States and changes of state





In order to enable even a partial reset of a certain node, this state is subdivided into three sub-states: "Reset-Application", "Reset-Communication" and "Initializing".
After an HW-Reset or Power-On, a node is in the "Initializing" state. After completion of the basic node initialization (e.g. host controller, CAN controller, application software, etc.), the node transmits the so-called "boot-up message" and switches itself to the "Pre-operational" state.
In the sub-state "Reset-Application", the parameters of the manufacturer-specific and of the standard device profile are reset to their Power-On values (corresponds to the last values saved). Then the node changes to the sub-state "Reset-Communication". In the sub-state "Reset-Communication", the parameters of the communication profile are reset to the Power-On values. Then the node state switches to "Initializing".

Pre-Operational


This state is primarily used for the configuration of CANopen devices. Therefore exchange of process data (via PDOs) is not possible in this state. The entries of the device object dictionaries can be accessed via "service data objects" (SDOs). By transmitting an SDO message, the object dictionary of a certain device can be modified, e.g. with a configuration tool.
In addition to communication via SDO messages, emergency, synchronization, time stamp and of course NMT control messages can also be transmitted or received in the Pre-operational state. By transmitting a "Start-Remote-Node", a node switches to the "Operational" state.

Operational


In this state, the transmission of of process data via so-called "process data objects" (PDOs) is possible.

Stopped


Except for node guarding or heartbeat messages, a node cannot transmit or receive any other messages in this state.


CANopen Device Monitoring using node guarding and heartbeat mechanisms


To ensure operability of network nodes, CANopen provides two alternatives:
  • Cyclic querying of the node state by a higher order instance, the so-called "NMT-Master" ("node guarding" principle) or
  • Automatic transmission of a "heartbeat message" by the network nodes ("heartbeat" principle).

One CAN-ID per node is required to monitor the device communication state. Low priority message identifiers with a value of 1792 + node-ID are reserved for this.

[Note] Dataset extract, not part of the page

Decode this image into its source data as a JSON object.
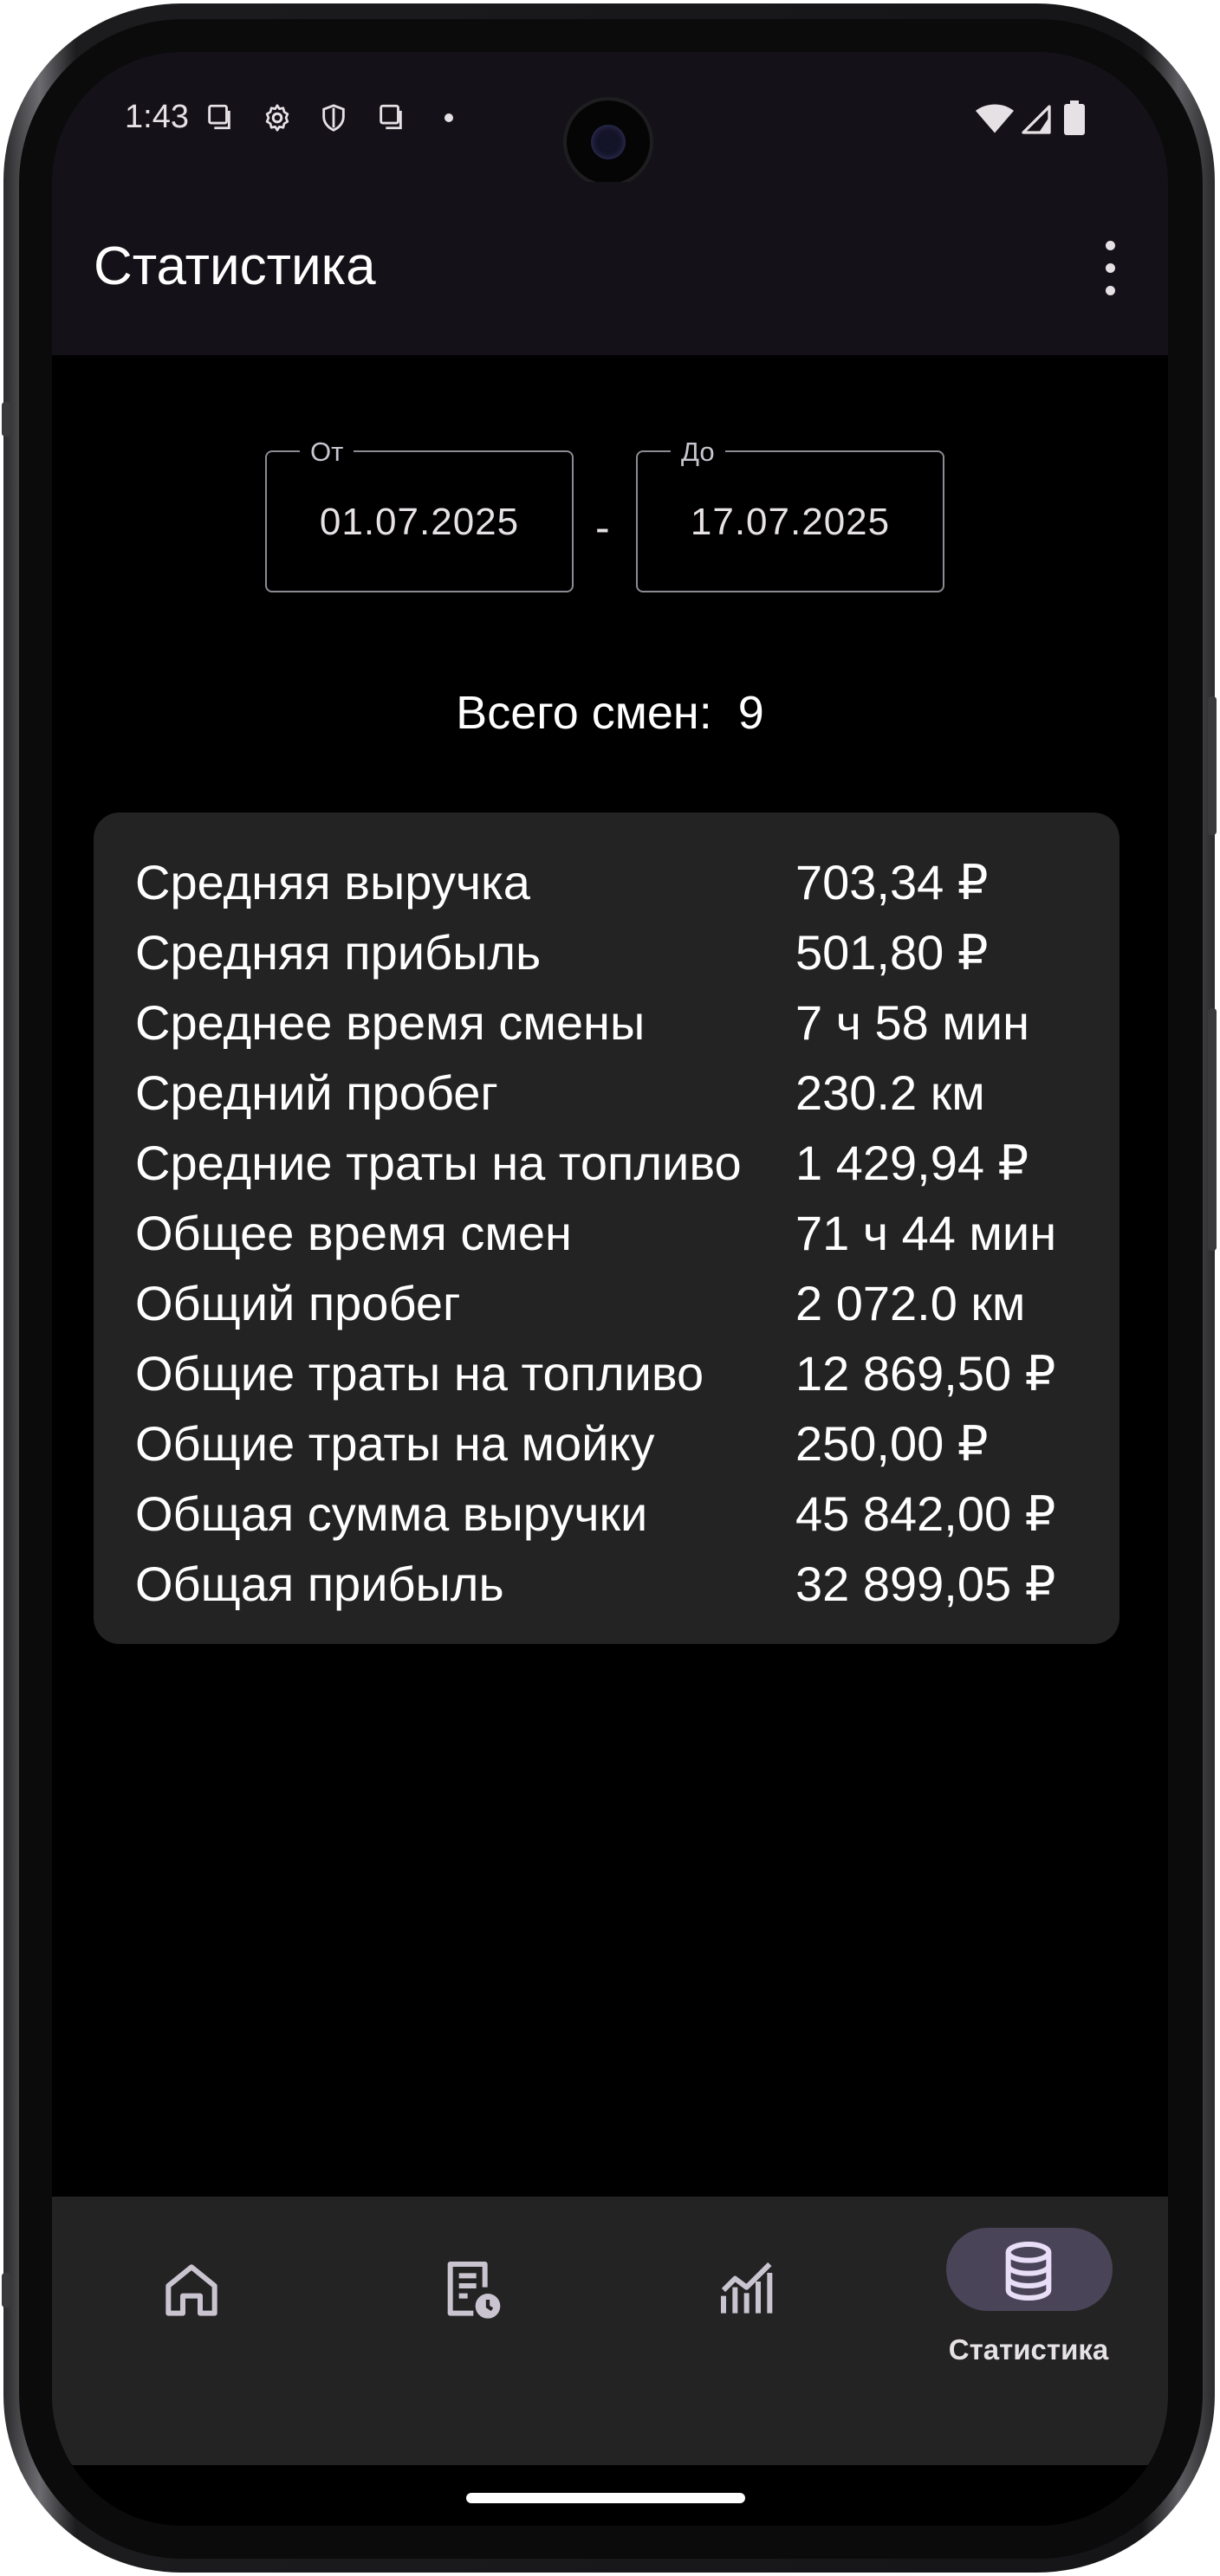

With node guarding, the NMT-master requests the other nodes in the network (referred to accordingly as NMT-slaves) with a CAN remote frame one after the other at defined intervals ("guard time") to transmit a data telegram with its current communication state (stopped, operational, pre-operational) together with a toggle-bit. If a node does not respond to the request of the NMT-master within a certain time (node life time), this is assessed as a failure of the node and indicated to the host controller of the NMT-master as a "node-guarding event". On the other hand, the NMT-slaves also monitor whether they have received a request from the NMT-master within their "life time". If such a request was absent for longer than the so-called "life time factor" of a node, the NMT-slave assumes that the NMT-master itself has failed and indicates this event as "Life guarding event" to its host controller.

With node monitoring according to the heartbeat principle, a node automatically transmits its communication state at regular intervals as evidence of its communication ability. The interval between two heartbeat messages ("heartbeat interval") of a so-called heartbeat producer is configured via the object directory entry [1017]. A value of 0 disables the heartbeat mechanism. The so-called "heartbeat consumer time" of up to 127 network nodes is given in the OD entry [1016]. This time interval describes the maximum time periode for the arrival of a heartbeat message at a monitoring node.

Nowadays, node guarding is no longer used. This might be mainly tribute to the higher bus load (due to 2 CAN messages per monitoring interval) but also to the undesirable centralisation of the crucial node healthy survey at the NMT-master.